▶ [DIRECTIONS]: Please copy out every line of the listing below in which the word "name" appears.

▶ [INPUT]:
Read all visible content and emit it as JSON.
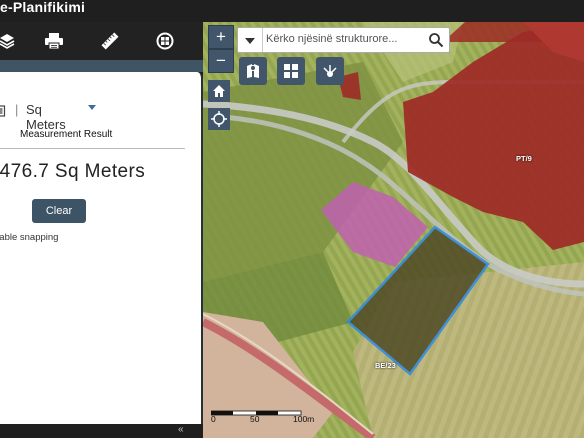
{
  "app": {
    "title": "e-Planifikimi"
  },
  "toolbar": {
    "icons": [
      "layers-icon",
      "print-icon",
      "measure-ruler-icon",
      "basemap-gallery-icon"
    ]
  },
  "measurement": {
    "unit_separator": "|",
    "unit": "Sq Meters",
    "result_label": "Measurement Result",
    "result_value": ",476.7 Sq Meters",
    "clear_label": "Clear",
    "snapping_text": "nable snapping"
  },
  "bottombar": {
    "collapse_glyph": "«"
  },
  "map": {
    "zoom_in": "+",
    "zoom_out": "−",
    "search": {
      "placeholder": "Kërko njësinë strukturore..."
    },
    "parcel_labels": {
      "pt9": "PT/9",
      "be23": "BE/23"
    },
    "scale": {
      "labels": [
        "0",
        "50",
        "100m"
      ]
    },
    "colors": {
      "residential_red": "#9e2a26",
      "pink_zone": "#c060b0",
      "selected_outline": "#2e8ae6",
      "control_bg": "#41566a"
    }
  }
}
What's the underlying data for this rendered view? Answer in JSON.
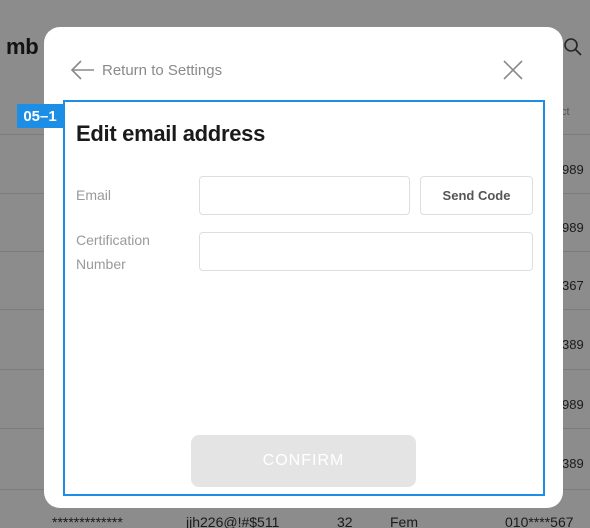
{
  "background": {
    "page_title": "mb",
    "column_header": "ct",
    "phone_cells": [
      "989",
      "989",
      "367",
      "389",
      "989",
      "389"
    ],
    "bottom_row": {
      "name": "*************",
      "email": "jjh226@!#$511",
      "age": "32",
      "gender": "Fem",
      "phone": "010****567"
    }
  },
  "modal": {
    "back_label": "Return to Settings",
    "title": "Edit email address",
    "annotation_tag": "05–1",
    "email_label": "Email",
    "email_value": "",
    "send_code_label": "Send Code",
    "cert_label_line1": "Certification",
    "cert_label_line2": "Number",
    "cert_value": "",
    "confirm_label": "CONFIRM"
  },
  "colors": {
    "accent": "#1c8ee6",
    "disabled_button": "#e4e4e4"
  },
  "icons": [
    "search-icon",
    "arrow-left-icon",
    "close-icon"
  ]
}
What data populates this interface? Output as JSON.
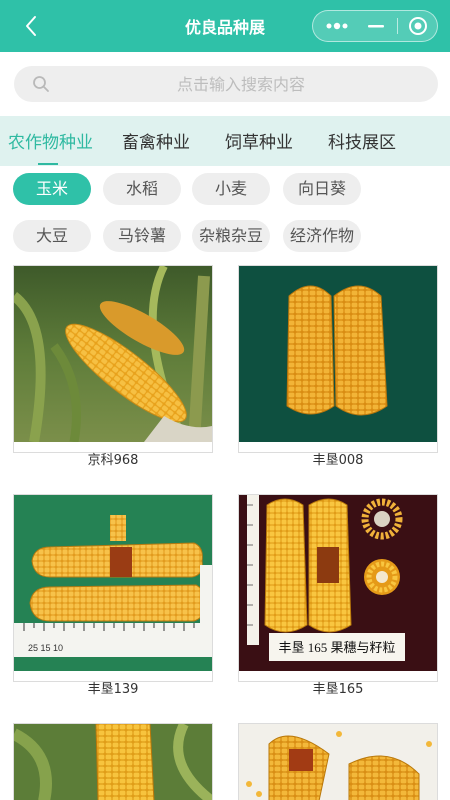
{
  "header": {
    "title": "优良品种展",
    "back_icon": "chevron-left-icon",
    "capsule_icons": [
      "more-dots-icon",
      "minimize-icon",
      "record-icon"
    ]
  },
  "search": {
    "placeholder": "点击输入搜索内容",
    "value": ""
  },
  "tabs": [
    {
      "label": "农作物种业",
      "active": true
    },
    {
      "label": "畜禽种业",
      "active": false
    },
    {
      "label": "饲草种业",
      "active": false
    },
    {
      "label": "科技展区",
      "active": false
    }
  ],
  "chips": [
    {
      "label": "玉米",
      "active": true
    },
    {
      "label": "水稻",
      "active": false
    },
    {
      "label": "小麦",
      "active": false
    },
    {
      "label": "向日葵",
      "active": false
    },
    {
      "label": "大豆",
      "active": false
    },
    {
      "label": "马铃薯",
      "active": false
    },
    {
      "label": "杂粮杂豆",
      "active": false
    },
    {
      "label": "经济作物",
      "active": false
    }
  ],
  "products": [
    {
      "name": "京科968"
    },
    {
      "name": "丰垦008"
    },
    {
      "name": "丰垦139",
      "ruler_text": "25 15 10"
    },
    {
      "name": "丰垦165",
      "photo_caption": "丰垦 165 果穗与籽粒"
    },
    {
      "name": ""
    },
    {
      "name": ""
    }
  ],
  "colors": {
    "accent": "#2fc1a8",
    "tab_bar_bg": "#dff2ef",
    "chip_bg": "#eeeeee"
  }
}
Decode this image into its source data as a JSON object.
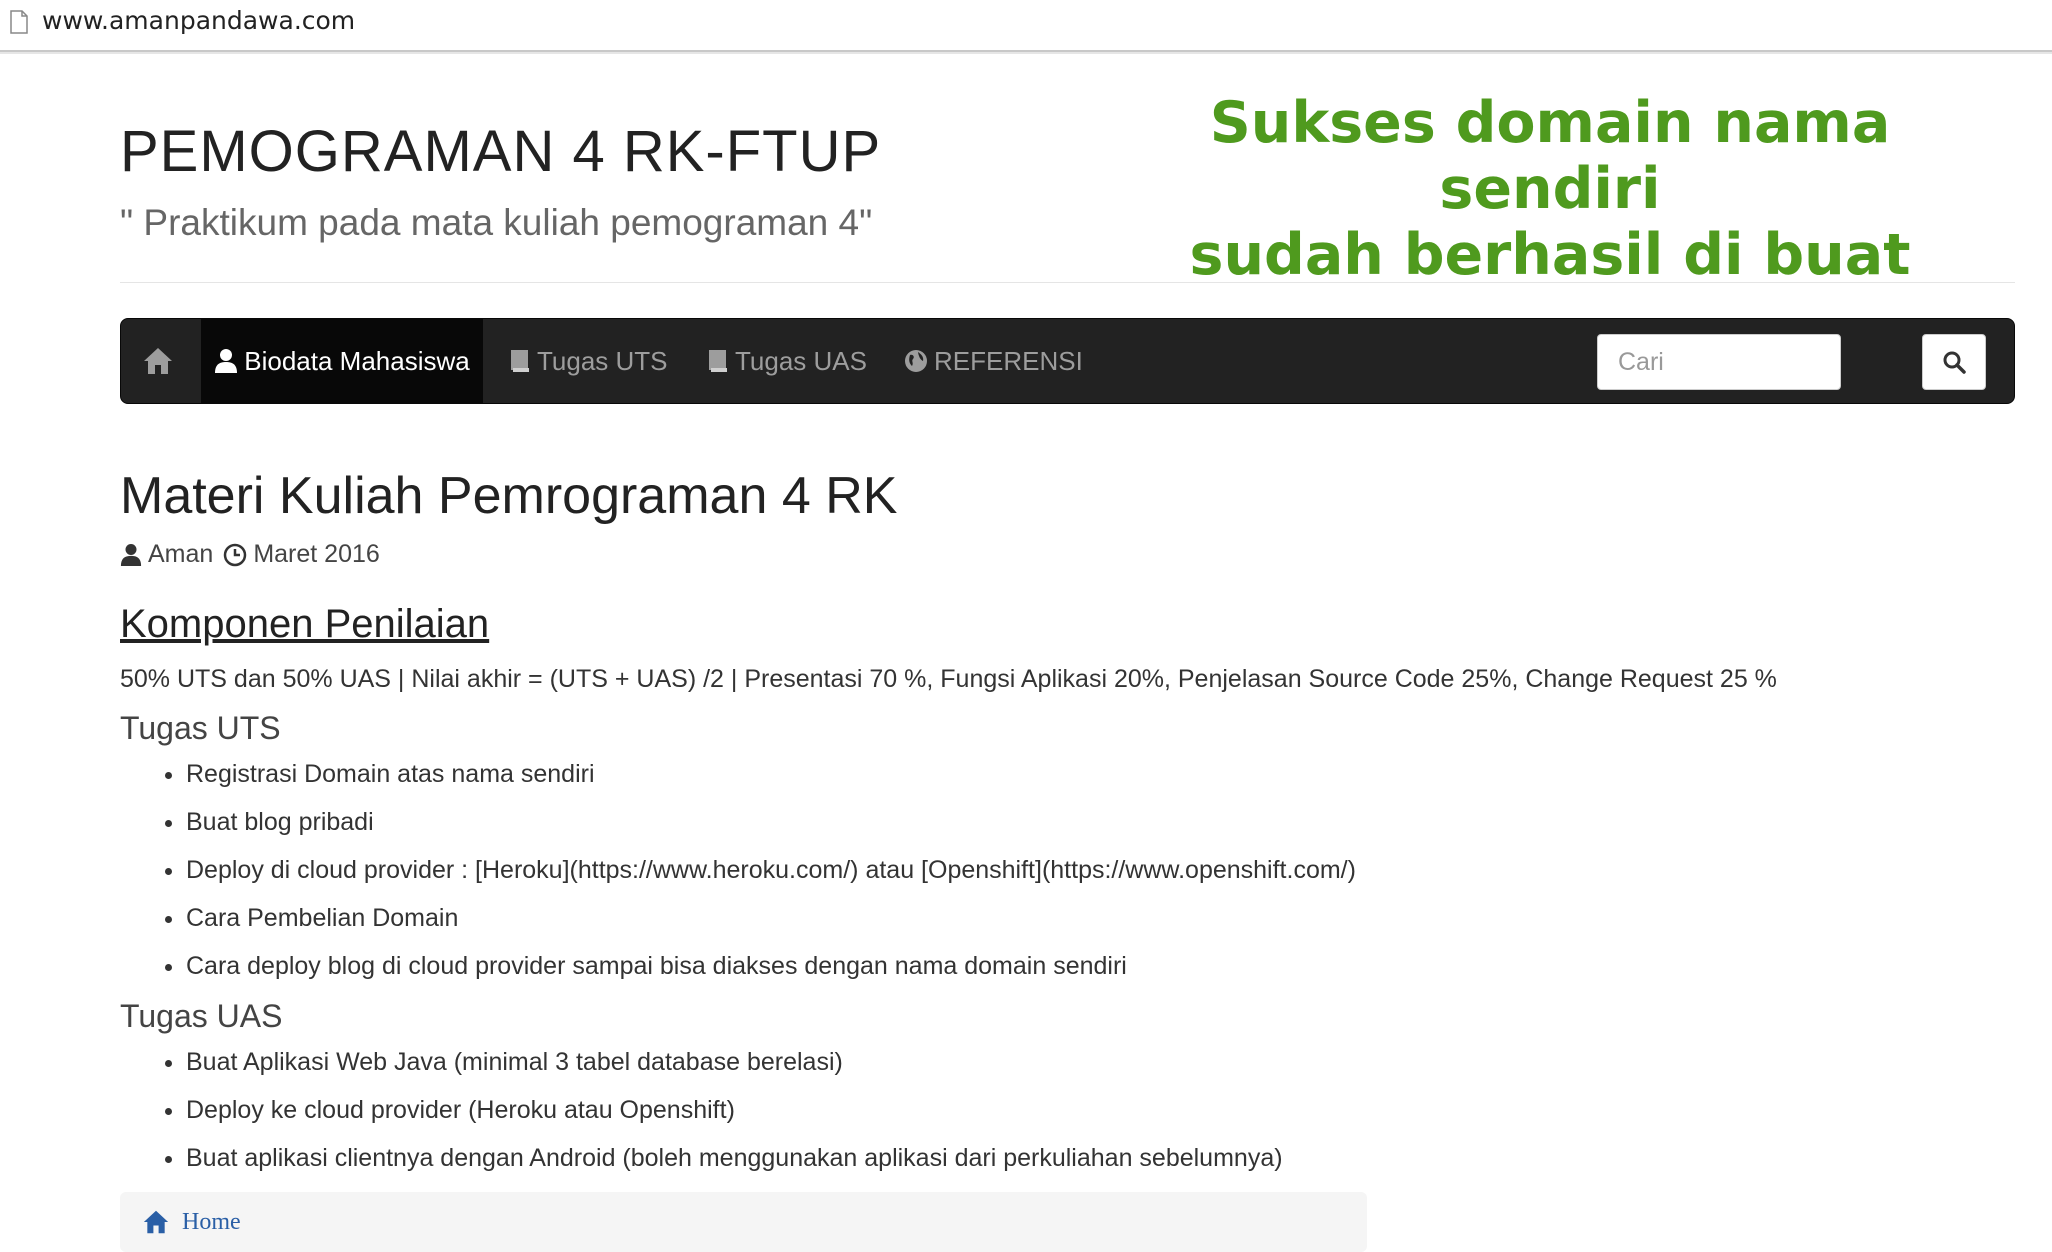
{
  "browser": {
    "url": "www.amanpandawa.com"
  },
  "header": {
    "title": "PEMOGRAMAN 4 RK-FTUP",
    "subtitle": "\" Praktikum pada mata kuliah pemograman 4\"",
    "overlay_line1": "Sukses domain nama sendiri",
    "overlay_line2": "sudah berhasil di buat"
  },
  "navbar": {
    "items": [
      {
        "label": "Biodata Mahasiswa",
        "icon": "user-icon",
        "active": true
      },
      {
        "label": "Tugas UTS",
        "icon": "book-icon",
        "active": false
      },
      {
        "label": "Tugas UAS",
        "icon": "book-icon",
        "active": false
      },
      {
        "label": "REFERENSI",
        "icon": "globe-icon",
        "active": false
      }
    ],
    "search_placeholder": "Cari"
  },
  "post": {
    "title": "Materi Kuliah Pemrograman 4 RK",
    "author": "Aman",
    "date": "Maret 2016",
    "section_title": "Komponen Penilaian",
    "grading": "50% UTS dan 50% UAS | Nilai akhir = (UTS + UAS) /2 | Presentasi 70 %, Fungsi Aplikasi 20%, Penjelasan Source Code 25%, Change Request 25 %",
    "uts": {
      "heading": "Tugas UTS",
      "items": [
        "Registrasi Domain atas nama sendiri",
        "Buat blog pribadi",
        "Deploy di cloud provider : [Heroku](https://www.heroku.com/) atau [Openshift](https://www.openshift.com/)",
        "Cara Pembelian Domain",
        "Cara deploy blog di cloud provider sampai bisa diakses dengan nama domain sendiri"
      ]
    },
    "uas": {
      "heading": "Tugas UAS",
      "items": [
        "Buat Aplikasi Web Java (minimal 3 tabel database berelasi)",
        "Deploy ke cloud provider (Heroku atau Openshift)",
        "Buat aplikasi clientnya dengan Android (boleh menggunakan aplikasi dari perkuliahan sebelumnya)"
      ]
    }
  },
  "breadcrumb": {
    "home_label": "Home"
  },
  "colors": {
    "navbar_bg": "#222222",
    "navbar_active": "#080808",
    "overlay_green": "#4f9a1e",
    "link_blue": "#2a5fa6"
  }
}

▶ [EXERCISE RESULT]:
      "name": "*************",
      "name": "京科968"
      "name": "丰垦008"
      "name": "丰垦139",
      "name": "丰垦165",
      "name": ""
      "name": ""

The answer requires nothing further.